Every surface, however numinously limned or lambently illuminated, is a limen, a veneer. The face of it is the phenomenon, and what lies behind it is no more real to the mind than a noumenon: its existence is more nominal than phenomenal. Light, sound, and our animal touch reflect off the first layer of atoms, while underneath is entombed the untameable atman.
Look at these lovely curves in this photo, sinuous, insinuating. The white wall is hard, textured but rectilinear; the stone arch is cold and durable. But the wood licks the light and shapes the shadows; it flows like water; it animates. And yet. What do you see? Surfaces, with joins. You don’t know what they are joined to beneath, but you must know that what is thinner bends easier. What veers is veneers: when it licks like “l” and is warm like “m,” its innate form is laminate. Thin cortices of wood applied to an unknown underneath.
What is this word, laminate? It comes from Latin lamina, ‘thin plate, scale, layer, or flake’ (thanks to the OED for that). It is animal backwards, as though we were looking at the obverse of an image painted on a film. The Latins had leaves, sure, but also metal pounded into peels, and woods shaved thin.
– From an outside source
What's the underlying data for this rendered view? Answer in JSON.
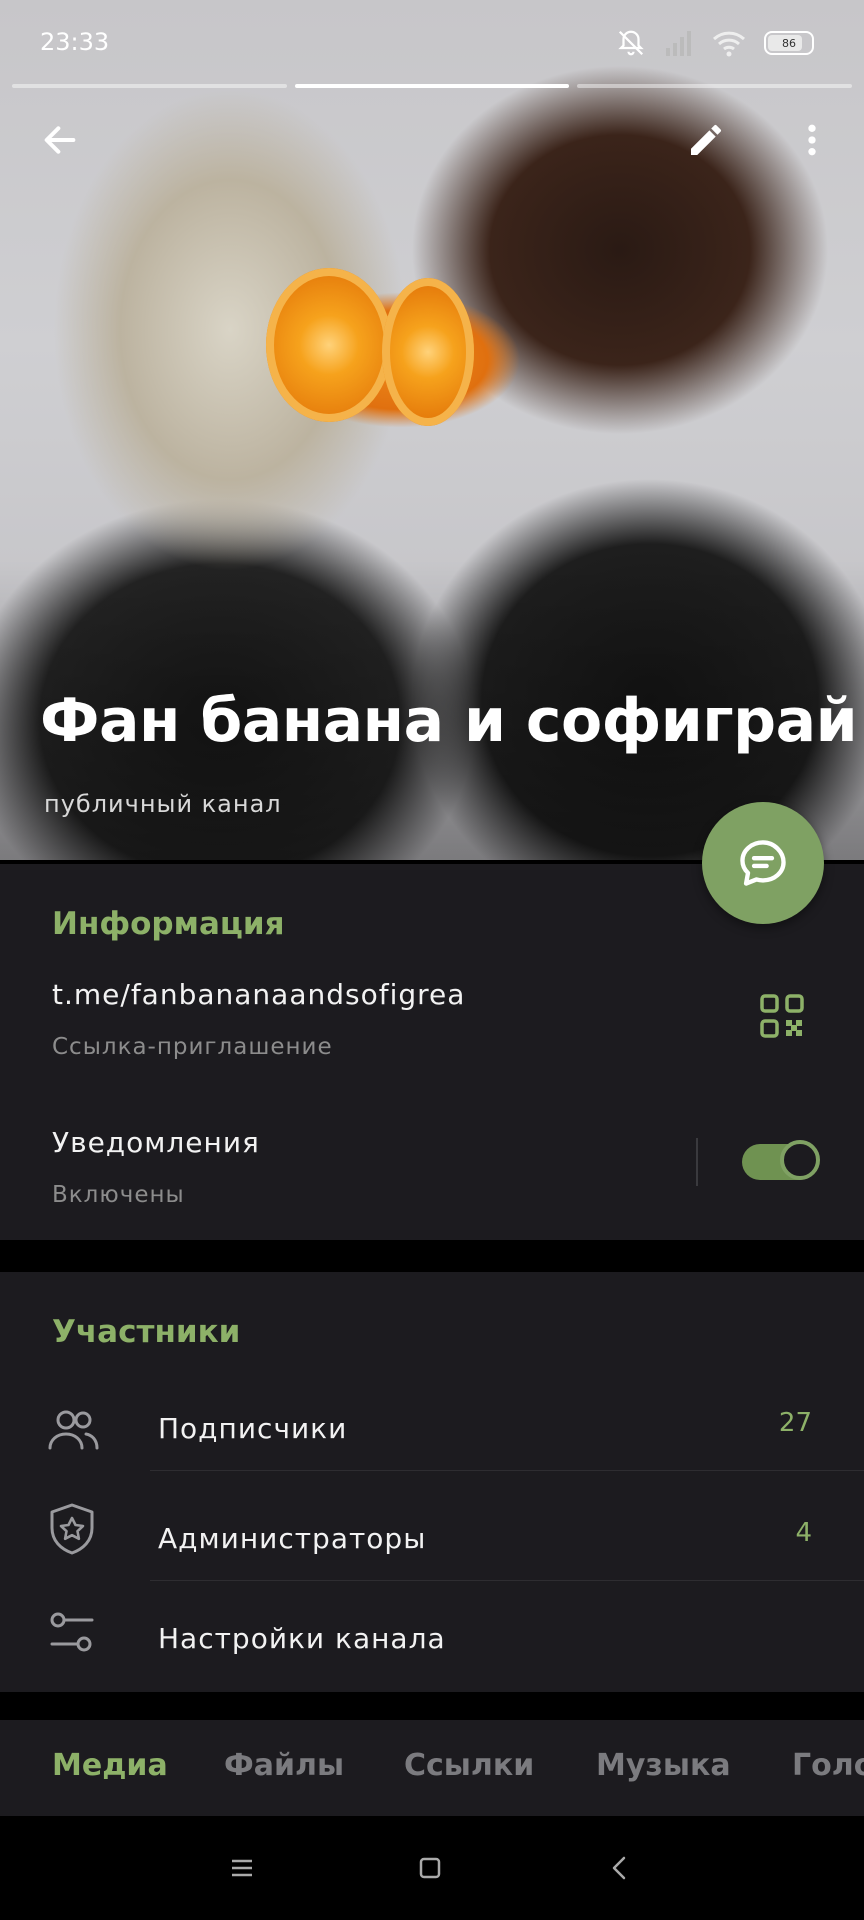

So from that we laminate (verb) objects, and they are laminate (adjective) and are laminate (noun). The lovely outer layer is held on with glue; the laminate adheres to what inheres.
And so it is deception, unreal, just for show. Yes? We may think so. But it is real material, even if thin. And what you see on the outside is never quite like what lies within, no matter what the thing. For that matter, what you see on the outside is not what the outside is. You are using your eyes, after all, which sense reflected light in whatever colour and quantity it comes in, from whatever direction. The surface may look mottled and yet be smooth. We see layers through changes in intensity and colour, but that is all a phenomenon of the visual cortex – a bit of grey brain laminated on the white matter beneath.
What do you see when you look at the picture above? A sweeping staircase in front of an arch, perhaps. But if I were to remove the sweep from the photo, there would be no arch behind it; the photo is a flat arrangement of pixels. Flat? Not even that. It is all light shining from a single LCD layer on your screen. The reality you think you see has been eliminated, or at least minimalized to an illumination – a generation of waves to meet your retinas. And what is behind this laminate?